Cauliflower & spinach: a warm spicy salad #Spain #Recipe by @hettymckinnon via @Spanish_Valley http://wp.me/p3dYp6-25j

A chocolate and salt combination

Home-made biscuits can often be an anti-climax. Too small, too thin, too few. Not this biscuit. The combination of high % cocoa chocolate and sea salt is so sublime you wonder why we have only recently been eating it. They are so moreish that we ate half the biscuits while they were still warm.

If you are on a diet, beware. Makes 8 large cookies
120g unsalted butter
50g soft brown sugar
60g granulated sugar
1 egg yolk, at room temperature
120g plain flour
¼ tsp bicarbonate of soda
¼ tsp baking powder
75g dark chocolate, 64-71% cocoa, roughly chopped into medium pieces
1 tbsp golden granulated sugar, for sprinkling
½ tsp sea salt

Heat the oven 170C/190C non-fan. Line two baking trays with greaseproof paper, and set aside.

Over a low heat, melt the butter in a medium-sized pan. Set aside to cool a little. Next, stir the soft brown and granulated sugars into the butter, then the egg yolk. Sift over the plain flour, bicarbonate of soda and baking powder, and combine into a soft dough.

Fold ½ tsp sea salt and the chopped chocolate pieces into the dough.

Use an ice-cream scoop or a big spoon to make eight balls. Press them lightly onto the baking tray, spaced well apart as the mixture spreads during baking. Over the top of each cookie sprinkle a little golden granulated sugar.

Bake in the hot oven for 15-18 minutes or until the cookies are lightly golden with crisp edges, and the chocolate is melted.

Remove from the oven and leave to cool slightly on the tray before transferring to a cooling rack.

If you like this, try these:-
A gluten-free iced lemon cake
Cheesy scone bake
Thin lemon and pistachio biscuits

This recipe is by Florence Knight and was first featured in ‘The Sunday Times Magazine’.

5 to remember
un anticlinal – an anti-climax
demasiado/a delgado/a – too thin
demasiado/a pequeño/a – too small
muy pocos – too few
derretido/a – melted

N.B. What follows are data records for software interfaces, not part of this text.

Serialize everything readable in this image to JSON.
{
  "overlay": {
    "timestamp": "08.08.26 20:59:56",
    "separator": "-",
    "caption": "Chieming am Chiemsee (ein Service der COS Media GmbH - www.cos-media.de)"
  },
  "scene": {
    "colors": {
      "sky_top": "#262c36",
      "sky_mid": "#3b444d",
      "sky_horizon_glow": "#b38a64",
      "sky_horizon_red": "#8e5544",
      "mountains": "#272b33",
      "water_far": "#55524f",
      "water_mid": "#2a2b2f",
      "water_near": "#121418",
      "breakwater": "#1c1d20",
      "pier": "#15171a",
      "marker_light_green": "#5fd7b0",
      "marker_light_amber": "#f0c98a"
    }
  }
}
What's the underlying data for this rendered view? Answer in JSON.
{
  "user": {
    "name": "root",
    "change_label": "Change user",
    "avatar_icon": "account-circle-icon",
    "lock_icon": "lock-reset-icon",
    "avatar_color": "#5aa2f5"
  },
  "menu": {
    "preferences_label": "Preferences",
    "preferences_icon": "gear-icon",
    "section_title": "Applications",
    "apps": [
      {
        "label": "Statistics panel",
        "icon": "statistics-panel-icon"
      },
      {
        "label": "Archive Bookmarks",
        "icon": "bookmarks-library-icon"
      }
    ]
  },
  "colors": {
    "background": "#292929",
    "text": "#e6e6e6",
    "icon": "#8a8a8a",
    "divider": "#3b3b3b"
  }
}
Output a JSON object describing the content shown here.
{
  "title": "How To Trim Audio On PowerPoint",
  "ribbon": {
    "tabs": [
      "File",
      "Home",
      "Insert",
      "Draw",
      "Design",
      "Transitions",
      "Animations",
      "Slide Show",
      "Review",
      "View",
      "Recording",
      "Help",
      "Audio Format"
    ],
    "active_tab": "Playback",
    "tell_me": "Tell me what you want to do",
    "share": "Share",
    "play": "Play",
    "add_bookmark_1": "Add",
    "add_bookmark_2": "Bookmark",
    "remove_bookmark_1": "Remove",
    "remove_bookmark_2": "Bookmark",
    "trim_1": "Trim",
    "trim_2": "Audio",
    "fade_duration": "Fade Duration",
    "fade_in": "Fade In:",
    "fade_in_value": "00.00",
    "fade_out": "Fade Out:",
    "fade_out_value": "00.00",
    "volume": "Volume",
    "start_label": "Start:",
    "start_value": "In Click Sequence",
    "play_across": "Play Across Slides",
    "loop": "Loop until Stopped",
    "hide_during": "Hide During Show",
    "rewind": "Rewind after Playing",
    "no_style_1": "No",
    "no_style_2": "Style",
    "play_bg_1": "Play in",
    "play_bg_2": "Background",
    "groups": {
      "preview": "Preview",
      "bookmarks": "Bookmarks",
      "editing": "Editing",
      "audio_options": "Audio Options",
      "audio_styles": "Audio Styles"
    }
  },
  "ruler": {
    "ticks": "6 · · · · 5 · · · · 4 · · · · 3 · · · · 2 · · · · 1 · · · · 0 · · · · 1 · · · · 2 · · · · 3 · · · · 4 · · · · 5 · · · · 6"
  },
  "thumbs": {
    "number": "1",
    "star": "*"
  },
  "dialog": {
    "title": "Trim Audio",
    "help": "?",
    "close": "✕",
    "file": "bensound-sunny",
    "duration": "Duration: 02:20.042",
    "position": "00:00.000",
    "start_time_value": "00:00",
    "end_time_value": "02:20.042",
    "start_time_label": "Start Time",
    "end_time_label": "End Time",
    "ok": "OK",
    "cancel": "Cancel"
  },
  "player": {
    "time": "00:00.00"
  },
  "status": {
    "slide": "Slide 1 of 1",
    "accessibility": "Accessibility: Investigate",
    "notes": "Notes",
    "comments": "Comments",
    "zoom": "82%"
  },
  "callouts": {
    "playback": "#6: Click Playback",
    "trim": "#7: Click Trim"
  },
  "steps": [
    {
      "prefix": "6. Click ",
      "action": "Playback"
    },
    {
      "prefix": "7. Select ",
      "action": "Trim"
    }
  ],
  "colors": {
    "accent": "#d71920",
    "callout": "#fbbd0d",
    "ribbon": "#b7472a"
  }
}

And if you’d like to tweet a link to THIS post, here’s my suggested tweet:
Biscuits: a chocolate & salt combination #Recipe by @FlorenceKnight #Spain via @Spanish_Valley http://wp.me/p3dYp6-1YN